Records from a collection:
▼
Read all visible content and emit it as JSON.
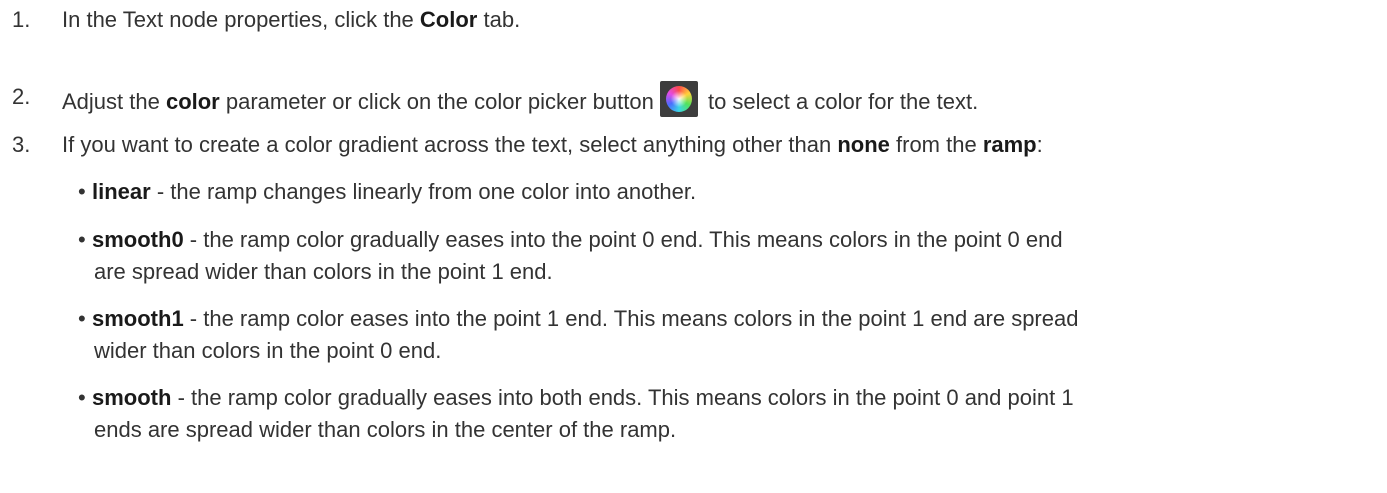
{
  "steps": [
    {
      "num": "1.",
      "pre": "In the Text node properties, click the ",
      "bold": "Color",
      "post": " tab."
    },
    {
      "num": "2.",
      "pre": "Adjust the ",
      "bold": "color",
      "mid": " parameter or click on the color picker button",
      "post": " to select a color for the text."
    },
    {
      "num": "3.",
      "pre": "If you want to create a color gradient across the text, select anything other than ",
      "bold1": "none",
      "mid": " from the ",
      "bold2": "ramp",
      "post": ":"
    }
  ],
  "ramp_options": [
    {
      "name": "linear",
      "line1": " - the ramp changes linearly from one color into another.",
      "line2": ""
    },
    {
      "name": "smooth0",
      "line1": " - the ramp color gradually eases into the point 0 end. This means colors in the point 0 end",
      "line2": "are spread wider than colors in the point 1 end."
    },
    {
      "name": "smooth1",
      "line1": " - the ramp color eases into the point 1 end. This means colors in the point 1 end are spread",
      "line2": "wider than colors in the point 0 end."
    },
    {
      "name": "smooth",
      "line1": " - the ramp color gradually eases into both ends. This means colors in the point 0 and point 1",
      "line2": "ends are spread wider than colors in the center of the ramp."
    }
  ],
  "bullet": "•",
  "icons": {
    "color_picker": "color-wheel-icon"
  }
}
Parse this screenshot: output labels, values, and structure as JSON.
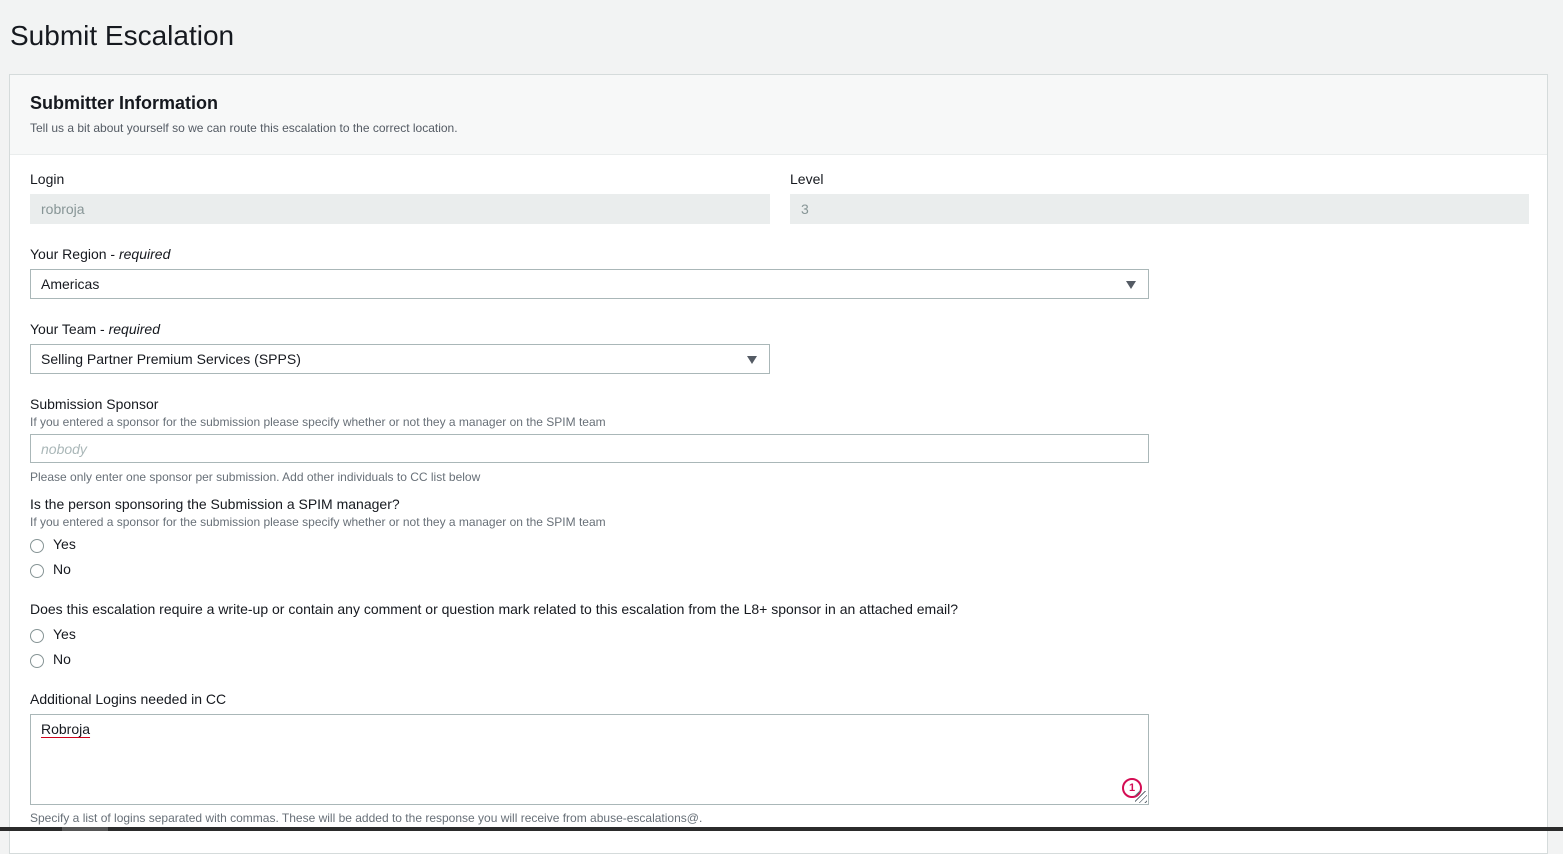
{
  "page": {
    "title": "Submit Escalation"
  },
  "section": {
    "title": "Submitter Information",
    "description": "Tell us a bit about yourself so we can route this escalation to the correct location."
  },
  "login": {
    "label": "Login",
    "value": "robroja"
  },
  "level": {
    "label": "Level",
    "value": "3"
  },
  "region": {
    "label": "Your Region - ",
    "required": "required",
    "value": "Americas"
  },
  "team": {
    "label": "Your Team - ",
    "required": "required",
    "value": "Selling Partner Premium Services (SPPS)"
  },
  "sponsor": {
    "label": "Submission Sponsor",
    "help": "If you entered a sponsor for the submission please specify whether or not they a manager on the SPIM team",
    "placeholder": "nobody",
    "note": "Please only enter one sponsor per submission. Add other individuals to CC list below"
  },
  "spim_manager": {
    "question": "Is the person sponsoring the Submission a SPIM manager?",
    "help": "If you entered a sponsor for the submission please specify whether or not they a manager on the SPIM team",
    "options": [
      "Yes",
      "No"
    ]
  },
  "writeup": {
    "question": "Does this escalation require a write-up or contain any comment or question mark related to this escalation from the L8+ sponsor in an attached email?",
    "options": [
      "Yes",
      "No"
    ]
  },
  "cc": {
    "label": "Additional Logins needed in CC",
    "value": "Robroja",
    "badge": "1",
    "help": "Specify a list of logins separated with commas. These will be added to the response you will receive from abuse-escalations@."
  },
  "colors": {
    "error_accent": "#d40c53",
    "disabled_bg": "#eaeded",
    "panel_header_bg": "#f7f8f8"
  }
}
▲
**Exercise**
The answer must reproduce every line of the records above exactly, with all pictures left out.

**Exercise solution**
Read all visible content and emit it as JSON.
{
  "steps": [
    {
      "num": "1.",
      "pre": "In the Text node properties, click the ",
      "bold": "Color",
      "post": " tab."
    },
    {
      "num": "2.",
      "pre": "Adjust the ",
      "bold": "color",
      "mid": " parameter or click on the color picker button",
      "post": " to select a color for the text."
    },
    {
      "num": "3.",
      "pre": "If you want to create a color gradient across the text, select anything other than ",
      "bold1": "none",
      "mid": " from the ",
      "bold2": "ramp",
      "post": ":"
    }
  ],
  "ramp_options": [
    {
      "name": "linear",
      "line1": " - the ramp changes linearly from one color into another.",
      "line2": ""
    },
    {
      "name": "smooth0",
      "line1": " - the ramp color gradually eases into the point 0 end. This means colors in the point 0 end",
      "line2": "are spread wider than colors in the point 1 end."
    },
    {
      "name": "smooth1",
      "line1": " - the ramp color eases into the point 1 end. This means colors in the point 1 end are spread",
      "line2": "wider than colors in the point 0 end."
    },
    {
      "name": "smooth",
      "line1": " - the ramp color gradually eases into both ends. This means colors in the point 0 and point 1",
      "line2": "ends are spread wider than colors in the center of the ramp."
    }
  ],
  "bullet": "•",
  "icons": {
    "color_picker": "color-wheel-icon"
  }
}
Parse this screenshot: output labels, values, and structure as JSON.
{
  "page": {
    "title": "Submit Escalation"
  },
  "section": {
    "title": "Submitter Information",
    "description": "Tell us a bit about yourself so we can route this escalation to the correct location."
  },
  "login": {
    "label": "Login",
    "value": "robroja"
  },
  "level": {
    "label": "Level",
    "value": "3"
  },
  "region": {
    "label": "Your Region - ",
    "required": "required",
    "value": "Americas"
  },
  "team": {
    "label": "Your Team - ",
    "required": "required",
    "value": "Selling Partner Premium Services (SPPS)"
  },
  "sponsor": {
    "label": "Submission Sponsor",
    "help": "If you entered a sponsor for the submission please specify whether or not they a manager on the SPIM team",
    "placeholder": "nobody",
    "note": "Please only enter one sponsor per submission. Add other individuals to CC list below"
  },
  "spim_manager": {
    "question": "Is the person sponsoring the Submission a SPIM manager?",
    "help": "If you entered a sponsor for the submission please specify whether or not they a manager on the SPIM team",
    "options": [
      "Yes",
      "No"
    ]
  },
  "writeup": {
    "question": "Does this escalation require a write-up or contain any comment or question mark related to this escalation from the L8+ sponsor in an attached email?",
    "options": [
      "Yes",
      "No"
    ]
  },
  "cc": {
    "label": "Additional Logins needed in CC",
    "value": "Robroja",
    "badge": "1",
    "help": "Specify a list of logins separated with commas. These will be added to the response you will receive from abuse-escalations@."
  },
  "colors": {
    "error_accent": "#d40c53",
    "disabled_bg": "#eaeded",
    "panel_header_bg": "#f7f8f8"
  }
}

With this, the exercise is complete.